## The records
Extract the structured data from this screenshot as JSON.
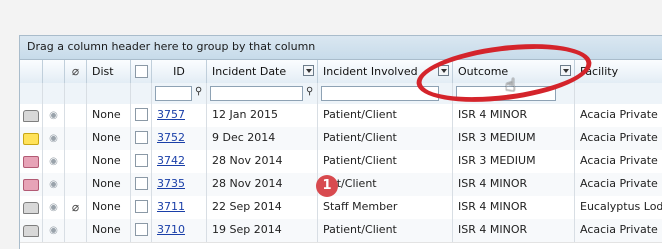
{
  "group_bar": {
    "text": "Drag a column header here to group by that column"
  },
  "columns": {
    "dist": "Dist",
    "id": "ID",
    "incident_date": "Incident Date",
    "incident_involved": "Incident Involved",
    "outcome": "Outcome",
    "facility": "Facility"
  },
  "rows": [
    {
      "envelope": "grey",
      "attachment": false,
      "dist": "None",
      "id": "3757",
      "date": "12 Jan 2015",
      "involved": "Patient/Client",
      "outcome": "ISR 4 MINOR",
      "facility": "Acacia Private"
    },
    {
      "envelope": "yellow",
      "attachment": false,
      "dist": "None",
      "id": "3752",
      "date": "9 Dec 2014",
      "involved": "Patient/Client",
      "outcome": "ISR 3 MEDIUM",
      "facility": "Acacia Private"
    },
    {
      "envelope": "pink",
      "attachment": false,
      "dist": "None",
      "id": "3742",
      "date": "28 Nov 2014",
      "involved": "Patient/Client",
      "outcome": "ISR 3 MEDIUM",
      "facility": "Acacia Private"
    },
    {
      "envelope": "pink",
      "attachment": false,
      "dist": "None",
      "id": "3735",
      "date": "28 Nov 2014",
      "involved": "ent/Client",
      "outcome": "ISR 4 MINOR",
      "facility": "Acacia Private"
    },
    {
      "envelope": "grey",
      "attachment": true,
      "dist": "None",
      "id": "3711",
      "date": "22 Sep 2014",
      "involved": "Staff Member",
      "outcome": "ISR 4 MINOR",
      "facility": "Eucalyptus Lodge"
    },
    {
      "envelope": "grey",
      "attachment": false,
      "dist": "None",
      "id": "3710",
      "date": "19 Sep 2014",
      "involved": "Patient/Client",
      "outcome": "ISR 4 MINOR",
      "facility": "Acacia Private"
    }
  ],
  "annotation": {
    "step_number": "1"
  }
}
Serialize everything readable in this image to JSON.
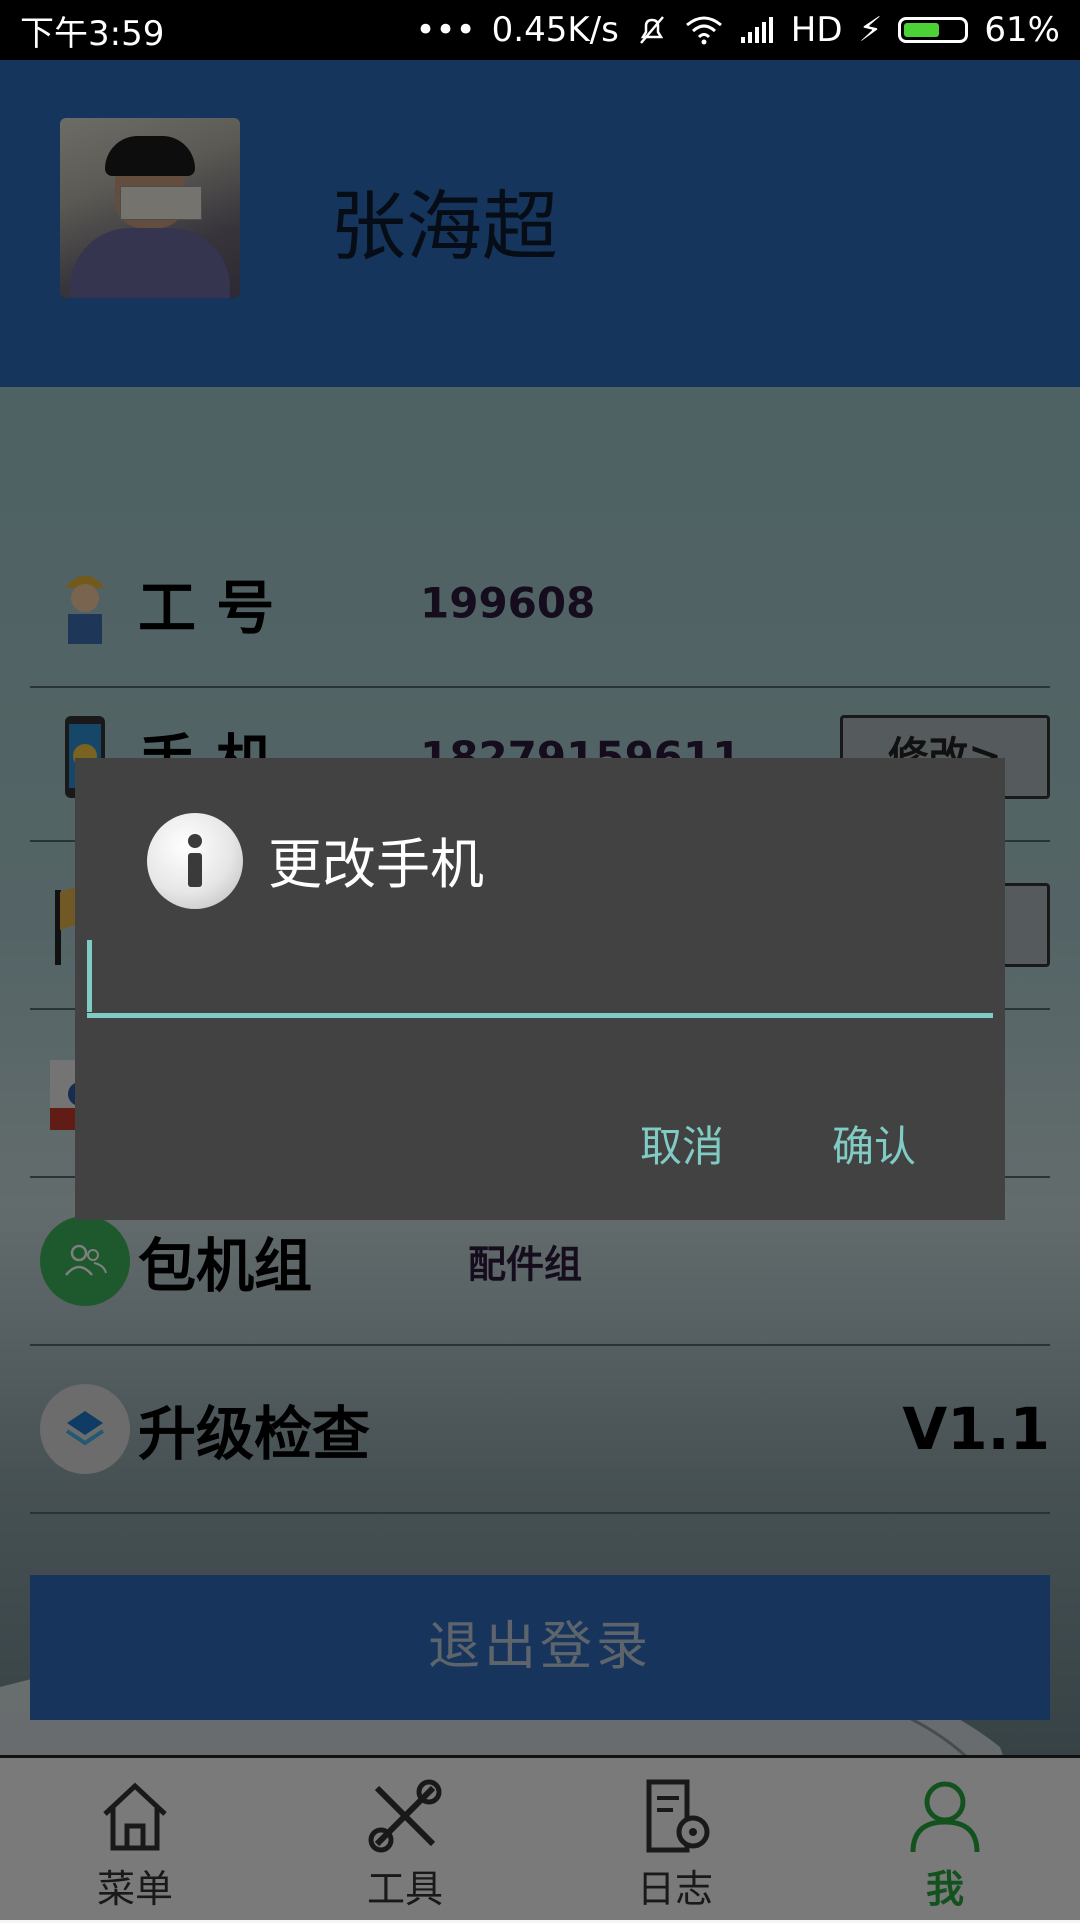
{
  "status_bar": {
    "time": "下午3:59",
    "network_speed": "0.45K/s",
    "network_type": "HD",
    "battery": "61%",
    "battery_level": 0.61
  },
  "profile": {
    "name": "张海超"
  },
  "rows": [
    {
      "label": "工 号",
      "value": "199608",
      "icon": "worker-icon"
    },
    {
      "label": "手 机",
      "value": "18279159611",
      "icon": "phone-icon",
      "button": "修改>"
    },
    {
      "label": "",
      "value": "",
      "icon": "flag-icon",
      "button": ""
    },
    {
      "label": "",
      "value": "",
      "icon": "card-icon"
    },
    {
      "label": "包机组",
      "value": "配件组",
      "icon": "group-icon"
    },
    {
      "label": "升级检查",
      "value": "V1.1",
      "icon": "upgrade-icon"
    }
  ],
  "logout_label": "退出登录",
  "bottom_nav": [
    {
      "label": "菜单",
      "icon": "home-icon"
    },
    {
      "label": "工具",
      "icon": "tools-icon"
    },
    {
      "label": "日志",
      "icon": "log-icon"
    },
    {
      "label": "我",
      "icon": "person-icon",
      "active": true
    }
  ],
  "dialog": {
    "title": "更改手机",
    "input_value": "",
    "cancel_label": "取消",
    "confirm_label": "确认"
  },
  "colors": {
    "header": "#2d6bb8",
    "accent": "#80cbc4",
    "active_nav": "#26a53f",
    "dialog_bg": "#424242"
  }
}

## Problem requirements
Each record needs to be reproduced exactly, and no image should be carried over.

## Your response
Extract the structured data from this screenshot as JSON.
{
  "group_bar": {
    "text": "Drag a column header here to group by that column"
  },
  "columns": {
    "dist": "Dist",
    "id": "ID",
    "incident_date": "Incident Date",
    "incident_involved": "Incident Involved",
    "outcome": "Outcome",
    "facility": "Facility"
  },
  "rows": [
    {
      "envelope": "grey",
      "attachment": false,
      "dist": "None",
      "id": "3757",
      "date": "12 Jan 2015",
      "involved": "Patient/Client",
      "outcome": "ISR 4 MINOR",
      "facility": "Acacia Private"
    },
    {
      "envelope": "yellow",
      "attachment": false,
      "dist": "None",
      "id": "3752",
      "date": "9 Dec 2014",
      "involved": "Patient/Client",
      "outcome": "ISR 3 MEDIUM",
      "facility": "Acacia Private"
    },
    {
      "envelope": "pink",
      "attachment": false,
      "dist": "None",
      "id": "3742",
      "date": "28 Nov 2014",
      "involved": "Patient/Client",
      "outcome": "ISR 3 MEDIUM",
      "facility": "Acacia Private"
    },
    {
      "envelope": "pink",
      "attachment": false,
      "dist": "None",
      "id": "3735",
      "date": "28 Nov 2014",
      "involved": "ent/Client",
      "outcome": "ISR 4 MINOR",
      "facility": "Acacia Private"
    },
    {
      "envelope": "grey",
      "attachment": true,
      "dist": "None",
      "id": "3711",
      "date": "22 Sep 2014",
      "involved": "Staff Member",
      "outcome": "ISR 4 MINOR",
      "facility": "Eucalyptus Lodge"
    },
    {
      "envelope": "grey",
      "attachment": false,
      "dist": "None",
      "id": "3710",
      "date": "19 Sep 2014",
      "involved": "Patient/Client",
      "outcome": "ISR 4 MINOR",
      "facility": "Acacia Private"
    }
  ],
  "annotation": {
    "step_number": "1"
  }
}
Serialize everything readable in this image to JSON.
{
  "status_bar": {
    "time": "下午3:59",
    "network_speed": "0.45K/s",
    "network_type": "HD",
    "battery": "61%",
    "battery_level": 0.61
  },
  "profile": {
    "name": "张海超"
  },
  "rows": [
    {
      "label": "工 号",
      "value": "199608",
      "icon": "worker-icon"
    },
    {
      "label": "手 机",
      "value": "18279159611",
      "icon": "phone-icon",
      "button": "修改>"
    },
    {
      "label": "",
      "value": "",
      "icon": "flag-icon",
      "button": ""
    },
    {
      "label": "",
      "value": "",
      "icon": "card-icon"
    },
    {
      "label": "包机组",
      "value": "配件组",
      "icon": "group-icon"
    },
    {
      "label": "升级检查",
      "value": "V1.1",
      "icon": "upgrade-icon"
    }
  ],
  "logout_label": "退出登录",
  "bottom_nav": [
    {
      "label": "菜单",
      "icon": "home-icon"
    },
    {
      "label": "工具",
      "icon": "tools-icon"
    },
    {
      "label": "日志",
      "icon": "log-icon"
    },
    {
      "label": "我",
      "icon": "person-icon",
      "active": true
    }
  ],
  "dialog": {
    "title": "更改手机",
    "input_value": "",
    "cancel_label": "取消",
    "confirm_label": "确认"
  },
  "colors": {
    "header": "#2d6bb8",
    "accent": "#80cbc4",
    "active_nav": "#26a53f",
    "dialog_bg": "#424242"
  }
}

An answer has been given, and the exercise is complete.